At this point, Tarot’s journey speeds up as the cards leave France and become absorbed into new esoteric movements like Swedenborgianism, Mesmerism and Spiritualism (Decker, Depaulis & Dummet, 1996).

Before we make another jump through time towards the next relevant development of Tarot, I will share the last of the three false widespread theories about the origin of Tarot (the first two being ancient Egypt and Judaism, despite the latter’s influence on modern Tarot).

This last theory is harder to trace back to one esoteric influence, and it claims a Chinese origin to the cards. This is most likely due to the similarity between Tarot and the I Ching, a divination manual from around 1000 BC. This manual was grounded in cleromancy, i.e. the production of random numbers with the purpose of predicting divine intention. However, there is no traceable connection between Chinese cleromancy and Tarot divination. Modern analyses of Chinese Tarot divination draw a direct correlation between Western occultism and Tarot divination, leaving little room to imagine any direct causation starting from China (Fu, Li, Lee, 2002).

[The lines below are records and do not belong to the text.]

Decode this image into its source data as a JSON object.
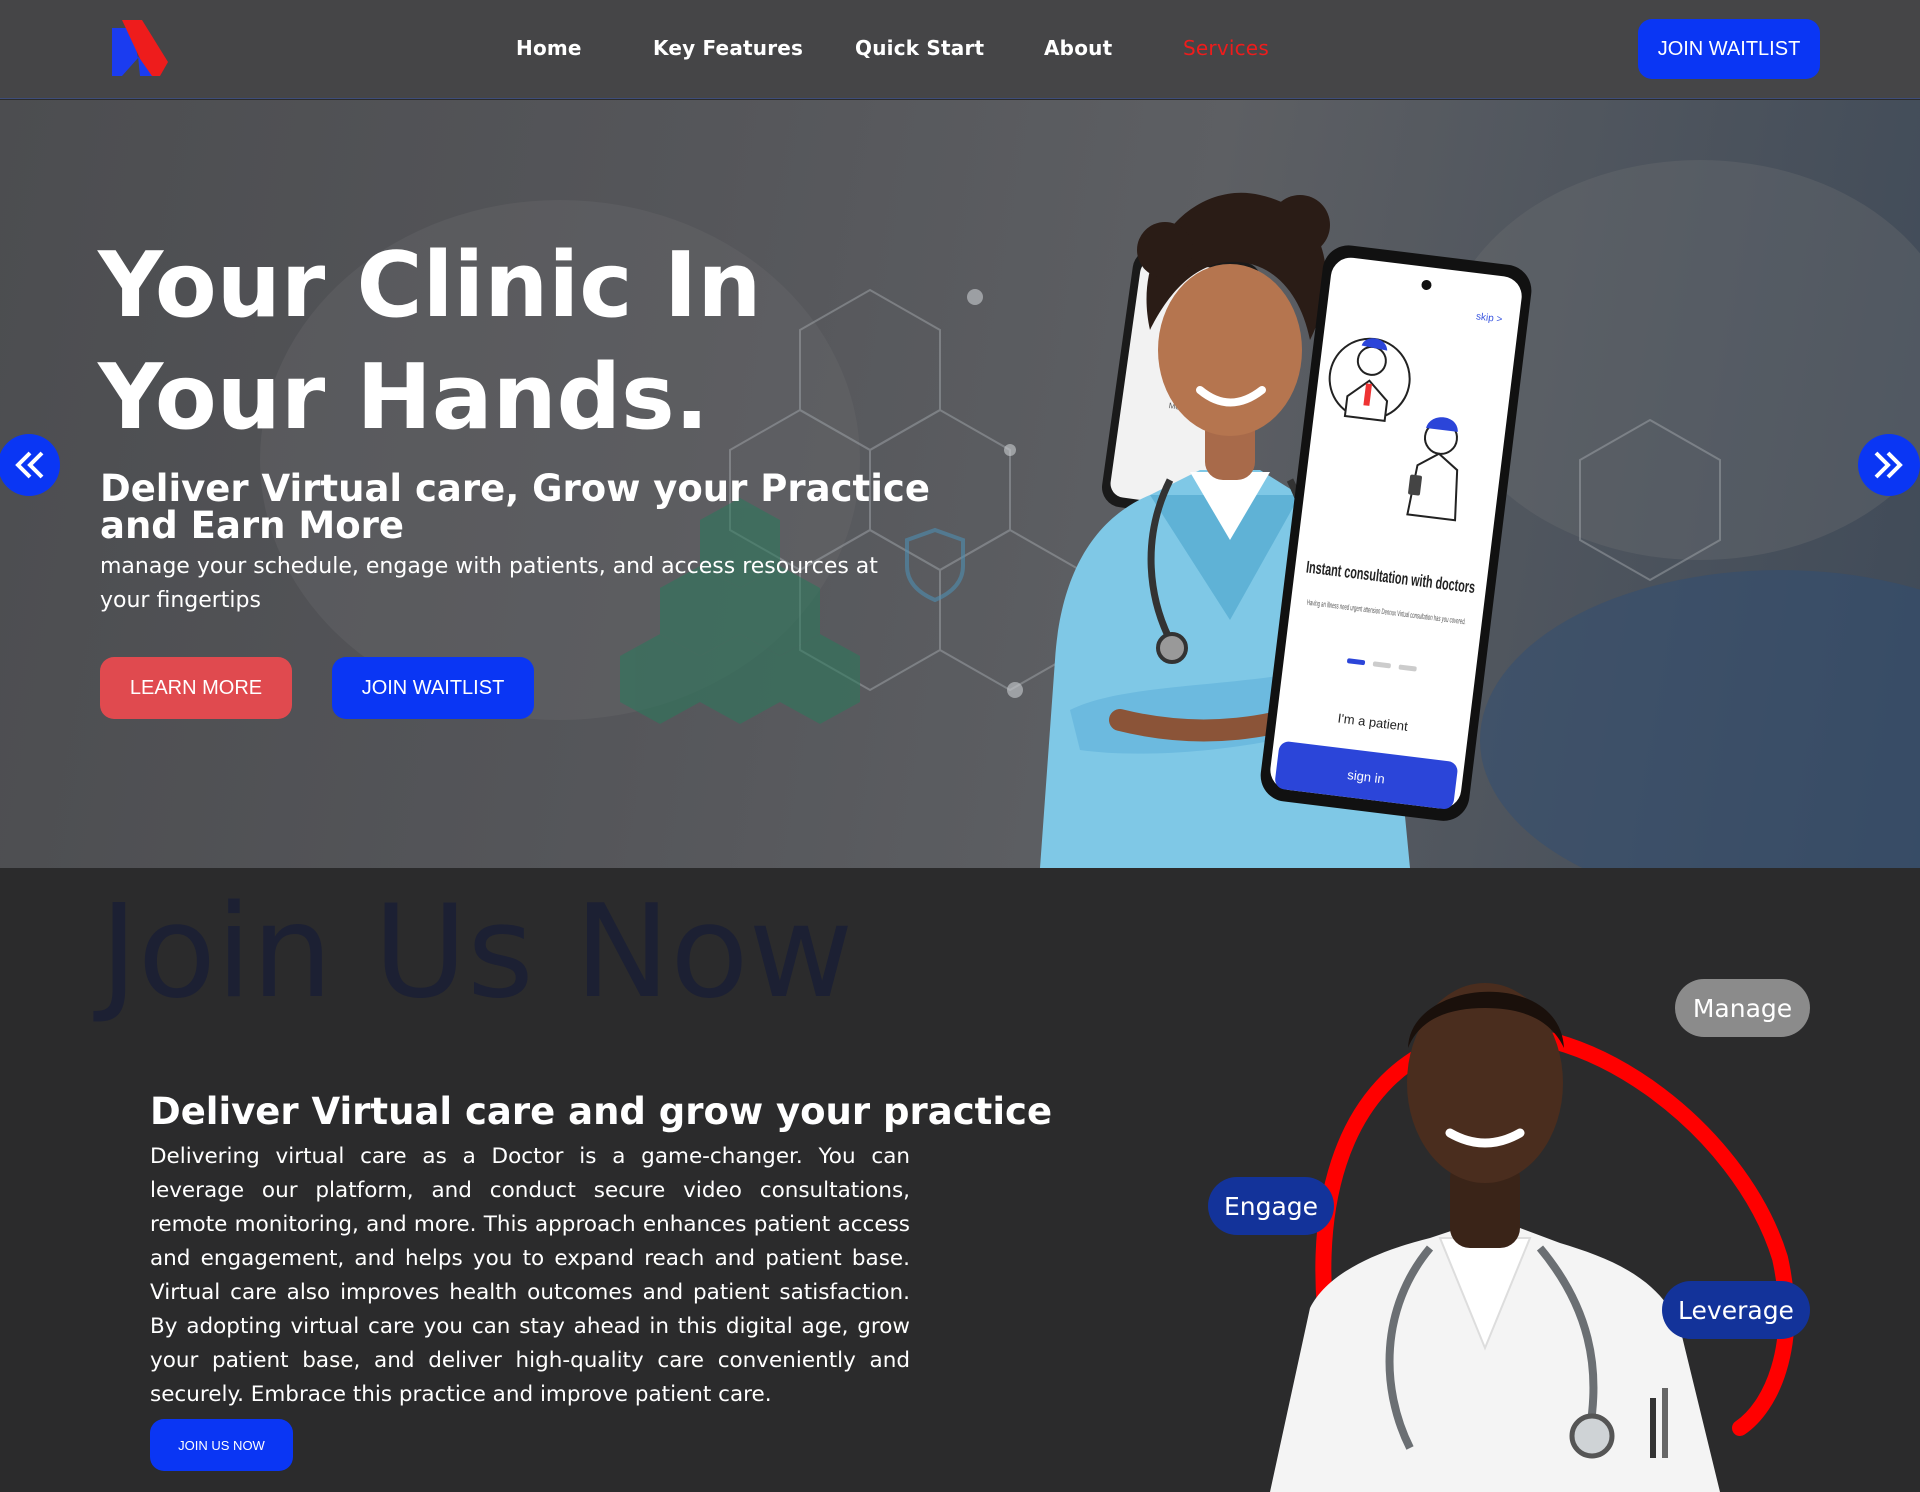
{
  "nav": {
    "logo_icon": "brand-logo-icon",
    "links": [
      {
        "label": "Home"
      },
      {
        "label": "Key Features"
      },
      {
        "label": "Quick Start"
      },
      {
        "label": "About"
      },
      {
        "label": "Services"
      }
    ],
    "active_link": "Services",
    "cta_label": "JOIN WAITLIST"
  },
  "hero": {
    "title": "Your Clinic In Your Hands.",
    "subtitle": "Deliver Virtual care, Grow your Practice and Earn More",
    "description": "manage your schedule, engage with patients, and access resources at your fingertips",
    "learn_more_label": "LEARN MORE",
    "join_label": "JOIN WAITLIST",
    "prev_icon": "double-chevron-left-icon",
    "next_icon": "double-chevron-right-icon",
    "phone": {
      "skip_label": "skip >",
      "heading": "Instant consultation with doctors",
      "body": "Having an illness need urgent attension Dennux Virtual consultation has you covered.",
      "patient_label": "I'm a patient",
      "signin_label": "sign in",
      "back_tag": "Mental Health"
    }
  },
  "join": {
    "watermark": "Join Us Now",
    "heading": "Deliver Virtual care and grow your practice",
    "body": "Delivering virtual care as a Doctor is a game-changer. You can leverage our platform, and conduct secure video consultations, remote monitoring, and more. This approach enhances patient access and engagement, and helps you to expand reach and patient base. Virtual care also improves health outcomes and patient satisfaction. By adopting virtual care you can stay ahead in this digital age, grow your patient base, and deliver high-quality care conveniently and securely. Embrace this practice and improve patient care.",
    "button_label": "JOIN US NOW",
    "pills": {
      "manage": "Manage",
      "engage": "Engage",
      "leverage": "Leverage"
    }
  },
  "colors": {
    "primary_blue": "#0a36f4",
    "accent_red": "#ee1c1c",
    "learn_red": "#e04a4f",
    "pill_blue": "#13339a",
    "pill_gray": "#8b8b8b"
  }
}
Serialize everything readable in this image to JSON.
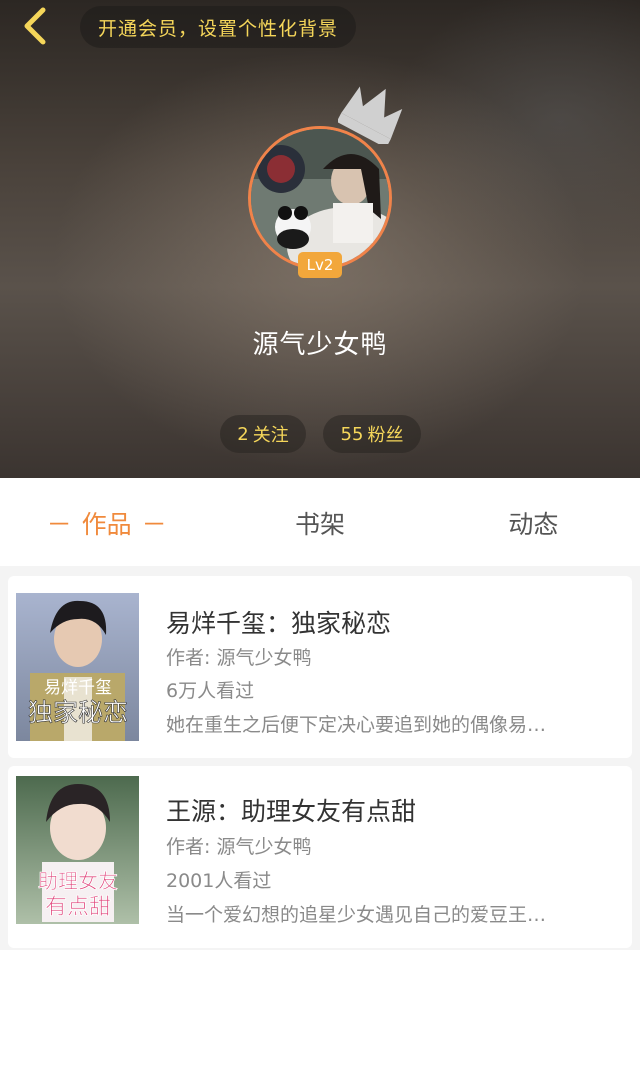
{
  "header": {
    "vip_prompt": "开通会员，设置个性化背景",
    "level": "Lv2",
    "username": "源气少女鸭",
    "following": {
      "count": "2",
      "label": "关注"
    },
    "fans": {
      "count": "55",
      "label": "粉丝"
    }
  },
  "tabs": [
    {
      "label": "作品",
      "active": true
    },
    {
      "label": "书架",
      "active": false
    },
    {
      "label": "动态",
      "active": false
    }
  ],
  "tab_dash": "－",
  "books": [
    {
      "title": "易烊千玺：独家秘恋",
      "author": "作者: 源气少女鸭",
      "views": "6万人看过",
      "description": "她在重生之后便下定决心要追到她的偶像易…",
      "cover_text_top": "易烊千玺",
      "cover_text_main": "独家秘恋"
    },
    {
      "title": "王源：助理女友有点甜",
      "author": "作者: 源气少女鸭",
      "views": "2001人看过",
      "description": "当一个爱幻想的追星少女遇见自己的爱豆王…",
      "cover_text_top": "助理女友",
      "cover_text_main": "有点甜"
    }
  ],
  "colors": {
    "accent": "#f08a3c",
    "gold_text": "#f5d65a",
    "level_badge": "#f2a73b"
  },
  "icons": {
    "back": "chevron-left-icon",
    "crown": "crown-icon"
  }
}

The next big step will bring us to Britain in the late 19th century, to the Hermetic Order of the Golden Dawn. The Golden Dawn was a secret society devoted to occult Hermetic Kabbalah and one of the largest single influences on Western occultism as a whole (Jenkins, 2000). While the society itself had a wide curriculum including astrology, alchemy and geomancy (soil divination), our concern at this moment are their links to

Image from Etteilla’s Deck

Tarot cards. In 1909, two mystics and members of the Golden Dawn, A.E. Waite and Pamela Colman Smith, published a deck of re-made Tarot cards through the Rider Company which reflected Golden Dawn’s magic system. Later, these cards became known as the Rider-Waite Tarot (Dean, 2015). This deck was based on the Sola Busca Tarot, with symbolism derived from Egyptian and Christian traditions and Levi’s descriptions. This deck has since become the paradigm and touchstone through which modern occultists think of Tarot. Between the distribution of this deck and the use of the cards in the Golden Dawn, it became axiomatic among followers of various traditions of mysticism that Tarot is an essential component of any occult science.

Today, Tarot is emblematic and incredibly wide spread as the most common future-telling method and device. Tens and thousands of different formats exist, often falling under the category of Oracle cards. While these do not share the clear formatting rules of Tarot, they are still used for divination and self-reflection purposes through the interpretation of allegorical illustrations.

Image from the Raider-Waite deck